A century ago folks called it consumption—the slow, ceaseless grind of fever, coughing, and night sweats. It was the nation’s leading cause of death; at its worst, the city recorded more than 1,000 fatalities a year, and patients filled the sprawling hospital where Dunham Recreation Center now sits. That changed in the 1940s with the advent of antibiotics, and by the 1980s, says Haglund, “it was a disease of the elderly”—dwindling numbers of people infected in an earlier era.
But it’s one tough bug. The arrival of drug-resistant strains, the uptick in homelessness, and the development of a new at-risk population—people with HIV—sent TB cases surging in the ’90s. The U.S. responded aggressively, but many countries couldn’t. Today a third of the world’s population has latent TB, according to the World Health Organization, and foreign-born people account for about 60 percent of U.S. cases.
There are other factors. “Troops [can] come back from Iraq with it,” Allingham says. And medical advances—kidney transplants, chemotherapy, treatments for Crohn’s disease and rheumatoid arthritis—leave people more susceptible. So chances are the county’s TB clinic will not close anytime soon.

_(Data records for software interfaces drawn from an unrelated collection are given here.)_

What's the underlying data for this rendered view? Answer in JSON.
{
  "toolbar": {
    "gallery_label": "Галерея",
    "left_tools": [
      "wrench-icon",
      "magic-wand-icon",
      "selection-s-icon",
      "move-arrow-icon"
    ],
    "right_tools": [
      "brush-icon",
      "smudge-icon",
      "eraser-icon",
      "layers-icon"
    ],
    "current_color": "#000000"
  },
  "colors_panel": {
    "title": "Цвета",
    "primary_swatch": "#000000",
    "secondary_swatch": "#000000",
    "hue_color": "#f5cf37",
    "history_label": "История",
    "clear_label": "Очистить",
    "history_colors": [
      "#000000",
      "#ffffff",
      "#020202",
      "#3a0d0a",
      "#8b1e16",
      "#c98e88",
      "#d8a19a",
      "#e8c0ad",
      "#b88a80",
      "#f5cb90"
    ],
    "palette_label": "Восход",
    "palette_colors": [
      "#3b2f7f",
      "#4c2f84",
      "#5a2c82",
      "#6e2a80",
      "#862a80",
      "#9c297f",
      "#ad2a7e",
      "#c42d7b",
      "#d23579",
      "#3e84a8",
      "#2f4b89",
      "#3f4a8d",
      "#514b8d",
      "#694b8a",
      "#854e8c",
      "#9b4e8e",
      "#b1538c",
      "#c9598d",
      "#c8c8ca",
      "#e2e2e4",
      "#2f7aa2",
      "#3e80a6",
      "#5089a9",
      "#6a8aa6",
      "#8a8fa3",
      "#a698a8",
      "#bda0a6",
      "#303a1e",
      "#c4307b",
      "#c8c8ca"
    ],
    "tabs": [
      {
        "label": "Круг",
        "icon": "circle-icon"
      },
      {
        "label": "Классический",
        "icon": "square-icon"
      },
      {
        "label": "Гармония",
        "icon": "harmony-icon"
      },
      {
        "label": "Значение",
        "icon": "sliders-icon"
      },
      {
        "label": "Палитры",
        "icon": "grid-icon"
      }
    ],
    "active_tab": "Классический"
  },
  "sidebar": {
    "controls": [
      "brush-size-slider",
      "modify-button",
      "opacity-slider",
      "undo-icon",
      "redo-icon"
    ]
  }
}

Allingham says there are plans for a new sign to mark the clinic—a sign that will only reference Hamilton County Public Health, not TB. Even so, there could be benefits to having the word out there. “Used to be a lot of us had grandparents who [knew] what TB was like,” she says. A gentle reminder can’t hurt.